Dataset rows for apps and sites:
Segment Open

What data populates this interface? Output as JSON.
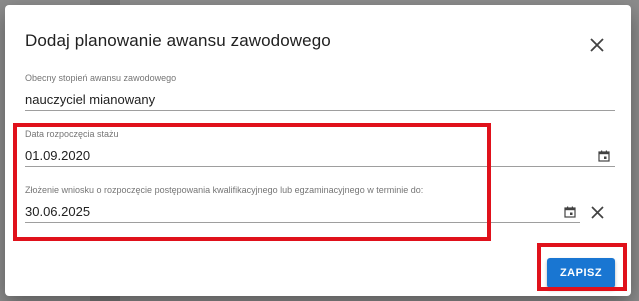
{
  "dialog": {
    "title": "Dodaj planowanie awansu zawodowego",
    "close_icon": "close-icon"
  },
  "fields": {
    "current_degree": {
      "label": "Obecny stopień awansu zawodowego",
      "value": "nauczyciel mianowany"
    },
    "internship_start": {
      "label": "Data rozpoczęcia stażu",
      "value": "01.09.2020",
      "icon": "calendar-icon"
    },
    "application_date": {
      "label": "Złożenie wniosku o rozpoczęcie postępowania kwalifikacyjnego lub egzaminacyjnego w terminie do:",
      "value": "30.06.2025",
      "icon": "calendar-icon",
      "clear_icon": "clear-icon"
    }
  },
  "actions": {
    "save_label": "ZAPISZ"
  },
  "colors": {
    "primary": "#1976d2",
    "highlight": "#e0111b"
  }
}
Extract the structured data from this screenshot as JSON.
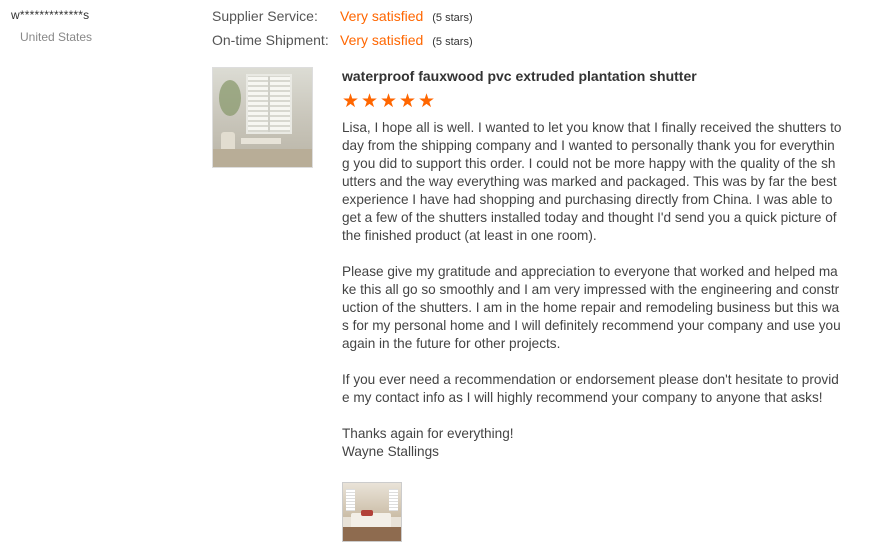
{
  "reviewer": {
    "name": "w*************s",
    "country": "United States"
  },
  "ratings": [
    {
      "label": "Supplier Service:",
      "value": "Very satisfied",
      "stars_text": "(5 stars)"
    },
    {
      "label": "On-time Shipment:",
      "value": "Very satisfied",
      "stars_text": "(5 stars)"
    }
  ],
  "review": {
    "product_title": "waterproof fauxwood pvc extruded plantation shutter",
    "star_rating": 5,
    "paragraphs": [
      "Lisa, I hope all is well.  I wanted to let you know that I finally received the shutters today from the shipping company and I wanted to personally thank you for everything you did to support this order.  I could not be more happy with the quality of the shutters and the way everything was marked and packaged.  This was by far the best experience I have had shopping and purchasing directly from China.  I was able to get a few of the shutters installed today and thought I'd send you a quick picture of the finished product (at least in one room).",
      "Please give my gratitude and appreciation to everyone that worked and helped make this all go so smoothly and I am very impressed with the engineering and construction of the shutters.  I am in the home repair and remodeling business but this was for my personal home and I will definitely recommend your company and use you again in the future for other projects.",
      "If you ever need a recommendation or endorsement please don't hesitate to provide my contact info as I will highly recommend your company to anyone that asks!",
      "Thanks again for everything!",
      "Wayne Stallings"
    ]
  },
  "colors": {
    "accent": "#ff6600",
    "text": "#444444",
    "muted": "#888888"
  }
}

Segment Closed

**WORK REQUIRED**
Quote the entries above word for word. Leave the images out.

**SOLVED PROBLEM**
What data populates this interface? Output as JSON.
{
  "dialog": {
    "title": "Dodaj planowanie awansu zawodowego",
    "close_icon": "close-icon"
  },
  "fields": {
    "current_degree": {
      "label": "Obecny stopień awansu zawodowego",
      "value": "nauczyciel mianowany"
    },
    "internship_start": {
      "label": "Data rozpoczęcia stażu",
      "value": "01.09.2020",
      "icon": "calendar-icon"
    },
    "application_date": {
      "label": "Złożenie wniosku o rozpoczęcie postępowania kwalifikacyjnego lub egzaminacyjnego w terminie do:",
      "value": "30.06.2025",
      "icon": "calendar-icon",
      "clear_icon": "clear-icon"
    }
  },
  "actions": {
    "save_label": "ZAPISZ"
  },
  "colors": {
    "primary": "#1976d2",
    "highlight": "#e0111b"
  }
}
Extract the structured data from this screenshot as JSON.
{
  "reviewer": {
    "name": "w*************s",
    "country": "United States"
  },
  "ratings": [
    {
      "label": "Supplier Service:",
      "value": "Very satisfied",
      "stars_text": "(5 stars)"
    },
    {
      "label": "On-time Shipment:",
      "value": "Very satisfied",
      "stars_text": "(5 stars)"
    }
  ],
  "review": {
    "product_title": "waterproof fauxwood pvc extruded plantation shutter",
    "star_rating": 5,
    "paragraphs": [
      "Lisa, I hope all is well.  I wanted to let you know that I finally received the shutters today from the shipping company and I wanted to personally thank you for everything you did to support this order.  I could not be more happy with the quality of the shutters and the way everything was marked and packaged.  This was by far the best experience I have had shopping and purchasing directly from China.  I was able to get a few of the shutters installed today and thought I'd send you a quick picture of the finished product (at least in one room).",
      "Please give my gratitude and appreciation to everyone that worked and helped make this all go so smoothly and I am very impressed with the engineering and construction of the shutters.  I am in the home repair and remodeling business but this was for my personal home and I will definitely recommend your company and use you again in the future for other projects.",
      "If you ever need a recommendation or endorsement please don't hesitate to provide my contact info as I will highly recommend your company to anyone that asks!",
      "Thanks again for everything!",
      "Wayne Stallings"
    ]
  },
  "colors": {
    "accent": "#ff6600",
    "text": "#444444",
    "muted": "#888888"
  }
}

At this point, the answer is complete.